“Balancing Techniques for Interacting Agent Systems” - Rein van Alebeek, Eric Cator
This paper explains a novel method to describe and simulate equilibrium (steady) states of public opinion formation in large populations. By balancing the inflow and outflow of different types of opinions, a so-called stochastic partial differential equation is derived. This master equation provides us with a significantly deeper insight in the dynamics of the system, and furthermore hands us tools to simulate the system in a much more efficient manner.
Unconditional Basic Income (UBI) [Internal Project]

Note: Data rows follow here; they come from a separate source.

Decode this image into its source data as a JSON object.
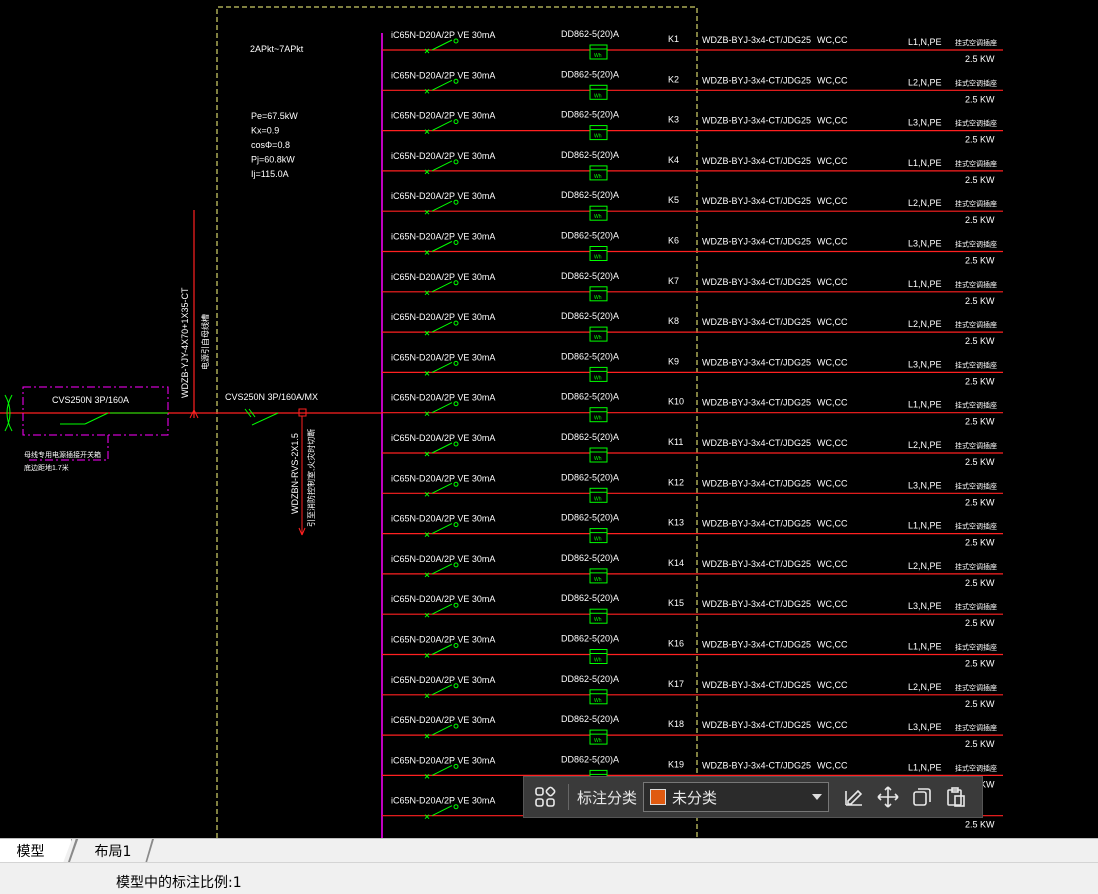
{
  "drawing": {
    "header_cabinet": "2APkt~7APkt",
    "params": [
      "Pe=67.5kW",
      "Kx=0.9",
      "cosΦ=0.8",
      "Pj=60.8kW",
      "Ij=115.0A"
    ],
    "incoming_cable": "WDZB-YJY-4X70+1X35-CT",
    "incoming_note": "电源引自母线槽",
    "tap_box_breaker": "CVS250N 3P/160A",
    "tap_box_note1": "母线专用电源插接开关箱",
    "tap_box_note2": "底边距地1.7米",
    "main_breaker": "CVS250N 3P/160A/MX",
    "fire_cable": "WDZBN-RVS-2X1.5",
    "fire_note": "引至消防控制室,火灾时切断",
    "circuits": [
      {
        "breaker": "iC65N-D20A/2P VE 30mA",
        "meter": "DD862-5(20)A",
        "meter_unit": "Wh",
        "id": "K1",
        "cable": "WDZB-BYJ-3x4-CT/JDG25",
        "laying": "WC,CC",
        "phase": "L1,N,PE",
        "load_desc": "挂式空调插座",
        "power": "2.5 KW"
      },
      {
        "breaker": "iC65N-D20A/2P VE 30mA",
        "meter": "DD862-5(20)A",
        "meter_unit": "Wh",
        "id": "K2",
        "cable": "WDZB-BYJ-3x4-CT/JDG25",
        "laying": "WC,CC",
        "phase": "L2,N,PE",
        "load_desc": "挂式空调插座",
        "power": "2.5 KW"
      },
      {
        "breaker": "iC65N-D20A/2P VE 30mA",
        "meter": "DD862-5(20)A",
        "meter_unit": "Wh",
        "id": "K3",
        "cable": "WDZB-BYJ-3x4-CT/JDG25",
        "laying": "WC,CC",
        "phase": "L3,N,PE",
        "load_desc": "挂式空调插座",
        "power": "2.5 KW"
      },
      {
        "breaker": "iC65N-D20A/2P VE 30mA",
        "meter": "DD862-5(20)A",
        "meter_unit": "Wh",
        "id": "K4",
        "cable": "WDZB-BYJ-3x4-CT/JDG25",
        "laying": "WC,CC",
        "phase": "L1,N,PE",
        "load_desc": "挂式空调插座",
        "power": "2.5 KW"
      },
      {
        "breaker": "iC65N-D20A/2P VE 30mA",
        "meter": "DD862-5(20)A",
        "meter_unit": "Wh",
        "id": "K5",
        "cable": "WDZB-BYJ-3x4-CT/JDG25",
        "laying": "WC,CC",
        "phase": "L2,N,PE",
        "load_desc": "挂式空调插座",
        "power": "2.5 KW"
      },
      {
        "breaker": "iC65N-D20A/2P VE 30mA",
        "meter": "DD862-5(20)A",
        "meter_unit": "Wh",
        "id": "K6",
        "cable": "WDZB-BYJ-3x4-CT/JDG25",
        "laying": "WC,CC",
        "phase": "L3,N,PE",
        "load_desc": "挂式空调插座",
        "power": "2.5 KW"
      },
      {
        "breaker": "iC65N-D20A/2P VE 30mA",
        "meter": "DD862-5(20)A",
        "meter_unit": "Wh",
        "id": "K7",
        "cable": "WDZB-BYJ-3x4-CT/JDG25",
        "laying": "WC,CC",
        "phase": "L1,N,PE",
        "load_desc": "挂式空调插座",
        "power": "2.5 KW"
      },
      {
        "breaker": "iC65N-D20A/2P VE 30mA",
        "meter": "DD862-5(20)A",
        "meter_unit": "Wh",
        "id": "K8",
        "cable": "WDZB-BYJ-3x4-CT/JDG25",
        "laying": "WC,CC",
        "phase": "L2,N,PE",
        "load_desc": "挂式空调插座",
        "power": "2.5 KW"
      },
      {
        "breaker": "iC65N-D20A/2P VE 30mA",
        "meter": "DD862-5(20)A",
        "meter_unit": "Wh",
        "id": "K9",
        "cable": "WDZB-BYJ-3x4-CT/JDG25",
        "laying": "WC,CC",
        "phase": "L3,N,PE",
        "load_desc": "挂式空调插座",
        "power": "2.5 KW"
      },
      {
        "breaker": "iC65N-D20A/2P VE 30mA",
        "meter": "DD862-5(20)A",
        "meter_unit": "Wh",
        "id": "K10",
        "cable": "WDZB-BYJ-3x4-CT/JDG25",
        "laying": "WC,CC",
        "phase": "L1,N,PE",
        "load_desc": "挂式空调插座",
        "power": "2.5 KW"
      },
      {
        "breaker": "iC65N-D20A/2P VE 30mA",
        "meter": "DD862-5(20)A",
        "meter_unit": "Wh",
        "id": "K11",
        "cable": "WDZB-BYJ-3x4-CT/JDG25",
        "laying": "WC,CC",
        "phase": "L2,N,PE",
        "load_desc": "挂式空调插座",
        "power": "2.5 KW"
      },
      {
        "breaker": "iC65N-D20A/2P VE 30mA",
        "meter": "DD862-5(20)A",
        "meter_unit": "Wh",
        "id": "K12",
        "cable": "WDZB-BYJ-3x4-CT/JDG25",
        "laying": "WC,CC",
        "phase": "L3,N,PE",
        "load_desc": "挂式空调插座",
        "power": "2.5 KW"
      },
      {
        "breaker": "iC65N-D20A/2P VE 30mA",
        "meter": "DD862-5(20)A",
        "meter_unit": "Wh",
        "id": "K13",
        "cable": "WDZB-BYJ-3x4-CT/JDG25",
        "laying": "WC,CC",
        "phase": "L1,N,PE",
        "load_desc": "挂式空调插座",
        "power": "2.5 KW"
      },
      {
        "breaker": "iC65N-D20A/2P VE 30mA",
        "meter": "DD862-5(20)A",
        "meter_unit": "Wh",
        "id": "K14",
        "cable": "WDZB-BYJ-3x4-CT/JDG25",
        "laying": "WC,CC",
        "phase": "L2,N,PE",
        "load_desc": "挂式空调插座",
        "power": "2.5 KW"
      },
      {
        "breaker": "iC65N-D20A/2P VE 30mA",
        "meter": "DD862-5(20)A",
        "meter_unit": "Wh",
        "id": "K15",
        "cable": "WDZB-BYJ-3x4-CT/JDG25",
        "laying": "WC,CC",
        "phase": "L3,N,PE",
        "load_desc": "挂式空调插座",
        "power": "2.5 KW"
      },
      {
        "breaker": "iC65N-D20A/2P VE 30mA",
        "meter": "DD862-5(20)A",
        "meter_unit": "Wh",
        "id": "K16",
        "cable": "WDZB-BYJ-3x4-CT/JDG25",
        "laying": "WC,CC",
        "phase": "L1,N,PE",
        "load_desc": "挂式空调插座",
        "power": "2.5 KW"
      },
      {
        "breaker": "iC65N-D20A/2P VE 30mA",
        "meter": "DD862-5(20)A",
        "meter_unit": "Wh",
        "id": "K17",
        "cable": "WDZB-BYJ-3x4-CT/JDG25",
        "laying": "WC,CC",
        "phase": "L2,N,PE",
        "load_desc": "挂式空调插座",
        "power": "2.5 KW"
      },
      {
        "breaker": "iC65N-D20A/2P VE 30mA",
        "meter": "DD862-5(20)A",
        "meter_unit": "Wh",
        "id": "K18",
        "cable": "WDZB-BYJ-3x4-CT/JDG25",
        "laying": "WC,CC",
        "phase": "L3,N,PE",
        "load_desc": "挂式空调插座",
        "power": "2.5 KW"
      },
      {
        "breaker": "iC65N-D20A/2P VE 30mA",
        "meter": "DD862-5(20)A",
        "meter_unit": "Wh",
        "id": "K19",
        "cable": "WDZB-BYJ-3x4-CT/JDG25",
        "laying": "WC,CC",
        "phase": "L1,N,PE",
        "load_desc": "挂式空调插座",
        "power": "2.5 KW"
      },
      {
        "breaker": "iC65N-D20A/2P VE 30mA",
        "meter": "",
        "meter_unit": "",
        "id": "",
        "cable": "",
        "laying": "",
        "phase": "",
        "load_desc": "",
        "power": "2.5 KW"
      }
    ],
    "colors": {
      "wire": "#ff2020",
      "bus": "#ff00ff",
      "text": "#ffffff",
      "symbol": "#00ff00",
      "border": "#ffff80"
    }
  },
  "toolbar": {
    "label": "标注分类",
    "select_value": "未分类",
    "swatch_color": "#e05a10",
    "icons": [
      "grid-icon",
      "edit-icon",
      "move-icon",
      "copy-icon",
      "paste-icon"
    ]
  },
  "tabs": [
    {
      "label": "模型",
      "active": true
    },
    {
      "label": "布局1",
      "active": false
    }
  ],
  "statusbar": {
    "text": "模型中的标注比例:1"
  }
}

“UBI and Human Capital Investment” - Daniel Waters, Sascha Füllbrunn, Frank bohn, Jörn Sickmann, Thomas Pitz
The extent to which individuals invest in human development (as opposed to shirking) in an environment with a universal basic income (UBI) is not well understood. We are constructing an analytical model incorporating such factors to better understand in what circumstances a UBI may be feasible. We are planning experimental work, in partnership with colleagues from Hochschule Rhein-Waal, utilising ‘real-effort’ methods, the findings of which will complement our theoretical results.
Multi-Municipality Collaborative Outsourcing [External Project]

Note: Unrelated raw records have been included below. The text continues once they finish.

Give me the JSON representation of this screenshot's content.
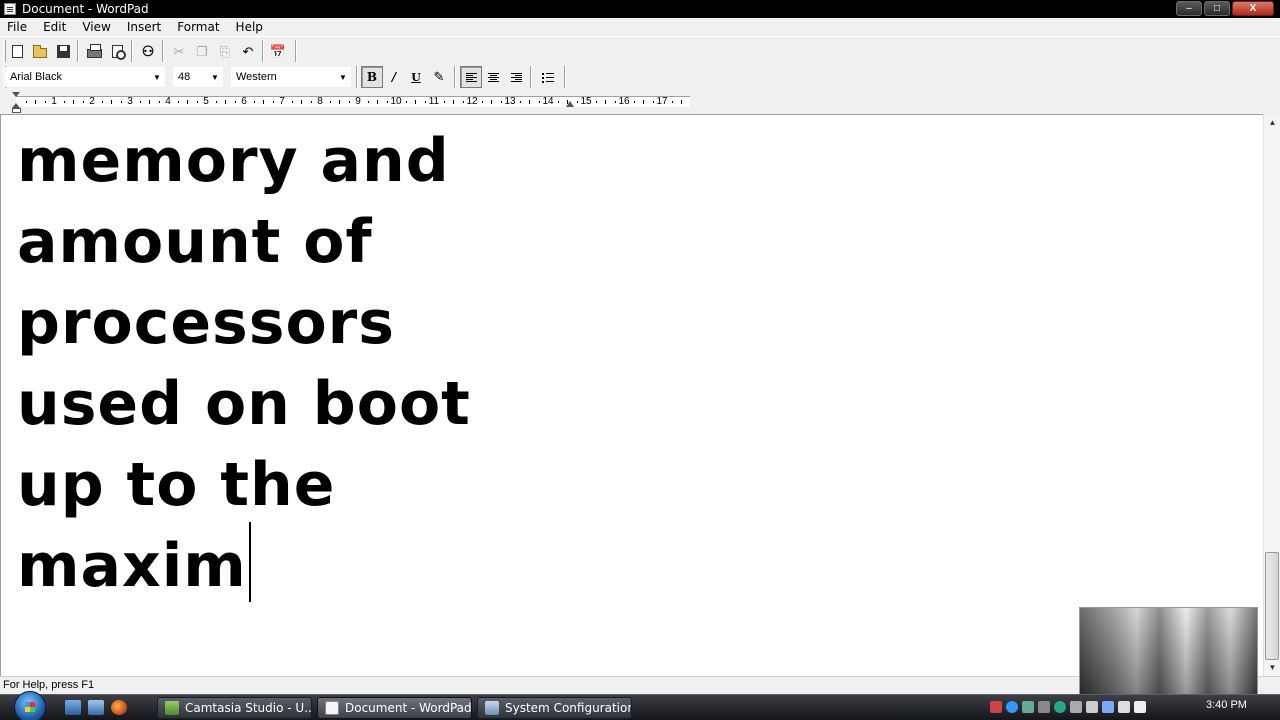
{
  "window": {
    "title": "Document - WordPad",
    "minimize_label": "–",
    "maximize_label": "□",
    "close_label": "X"
  },
  "menu": {
    "items": [
      "File",
      "Edit",
      "View",
      "Insert",
      "Format",
      "Help"
    ]
  },
  "toolbar": {
    "icons": [
      "new-document-icon",
      "open-folder-icon",
      "save-icon",
      "print-icon",
      "print-preview-icon",
      "find-icon",
      "cut-icon",
      "copy-icon",
      "paste-icon",
      "undo-icon",
      "date-time-icon"
    ]
  },
  "format_bar": {
    "font_name": "Arial Black",
    "font_size": "48",
    "script": "Western",
    "bold_label": "B",
    "italic_label": "/",
    "underline_label": "U",
    "bold_pressed": true,
    "align_left_pressed": true,
    "icons": [
      "color-icon",
      "align-left-icon",
      "align-center-icon",
      "align-right-icon",
      "bullets-icon"
    ]
  },
  "ruler": {
    "numbers": [
      "1",
      "2",
      "3",
      "4",
      "5",
      "6",
      "7",
      "8",
      "9",
      "10",
      "11",
      "12",
      "13",
      "14",
      "15",
      "16",
      "17"
    ]
  },
  "document": {
    "lines": [
      "memory and",
      "amount of",
      "processors",
      "used on boot",
      "up to the",
      "maxim"
    ]
  },
  "status": {
    "text": "For Help, press F1"
  },
  "taskbar": {
    "tasks": [
      {
        "label": "Camtasia Studio - U...",
        "active": false
      },
      {
        "label": "Document - WordPad",
        "active": true
      },
      {
        "label": "System Configuration",
        "active": false
      }
    ],
    "clock": "3:40 PM"
  },
  "colors": {
    "titlebar": "#000000",
    "chrome": "#f0f0f0",
    "taskbar": "#22252a"
  }
}
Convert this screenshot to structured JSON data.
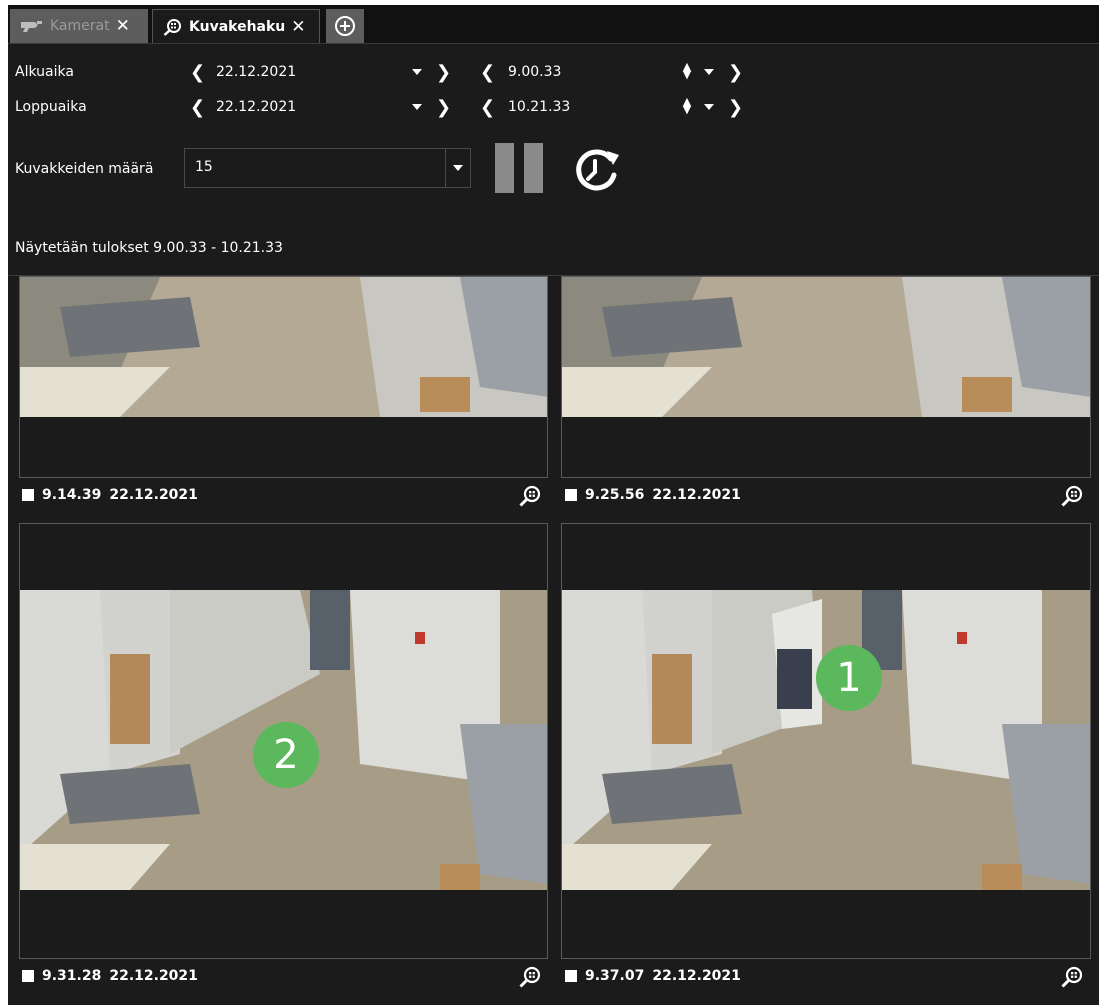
{
  "tabs": [
    {
      "label": "Kamerat",
      "icon": "camera-icon"
    },
    {
      "label": "Kuvakehaku",
      "icon": "thumbnail-search-icon"
    }
  ],
  "start": {
    "label": "Alkuaika",
    "date": "22.12.2021",
    "time": "9.00.33"
  },
  "end": {
    "label": "Loppuaika",
    "date": "22.12.2021",
    "time": "10.21.33"
  },
  "count": {
    "label": "Kuvakkeiden määrä",
    "value": "15"
  },
  "results_text": "Näytetään tulokset 9.00.33 - 10.21.33",
  "thumbnails": [
    {
      "time": "9.14.39",
      "date": "22.12.2021"
    },
    {
      "time": "9.25.56",
      "date": "22.12.2021"
    },
    {
      "time": "9.31.28",
      "date": "22.12.2021",
      "badge": "2"
    },
    {
      "time": "9.37.07",
      "date": "22.12.2021",
      "badge": "1"
    }
  ],
  "colors": {
    "background": "#1b1b1b",
    "badge": "#5cb85c",
    "tab_inactive": "#5d5d5d"
  }
}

[Working Title] “Multi-Municipality Collaborative Outsourcing” - Frank Bohn and Bart Voorn
Based on the paper ‘Multiple Principals, Multiple Problems’ (Voorn et al., 2019), the process of municipalities collectively outsourcing a service to a single agent is formulated in a game-theoretic setup. Borrowing concepts from fuzzy logic and Bayesian updating, we capture the most prominent complexities occurring in these collaborations, such as asymmetric information, misaligned objectives, and unequal power structures. Proving that these issues lead to loss of market efficiency, we make policy recommendations in order to address these inefficiencies.
Measuring Efficiency of Financial Markets [External Project]
[Working Title] “Measuring Randomness in Financial Data: Benchmarking the Pincus Index” - Rein van Alebeek, Sascha Füllbrunn, Sven Nolte
Fama’s infamous characterisation of market efficiency (Fama, 1970) implies that an efficient market should be devoid of predictable patterns. Although there are a multitude of randomness metrics, the concept of randomness in datasets remains rather elusive. Based on the works of Pincus et al. (1991) and the follow-up work by Delgado-Bonal (2019), we construct specific artificial datasets and use these to construct a benchmark for a wide range of randomness measures.
Academic Capacity in Sub-Saharan Africa [External Project]
“Capacity Building in Sub-Saharan Academia: The Impact of International Collaboration” - Daniel Waters, Lili Wang
The impact of international collaboration and funding on capacity building in Sub-Saharan African (SSA) academia is investigated using Web of Science publication data and qualitative interviews conducted in Nigeria. Evidence supports collaborations with South Africa, Germany, and China, as well as intra-SSA and domestic collaboration, having a significant and positive effect on local research capacity.
Partnerships with USA and China increase the quantity of high quality (first-quartile) publications in Africa, and only USA collaborations significantly increase the rate of Q1 publications. The Bill and Melinda Gates Foundation has the strongest positive impact on research output of funders analysed, closely followed by the National Science Foundation, while the National Institutes of Health (US) is found to have a negative impact on output.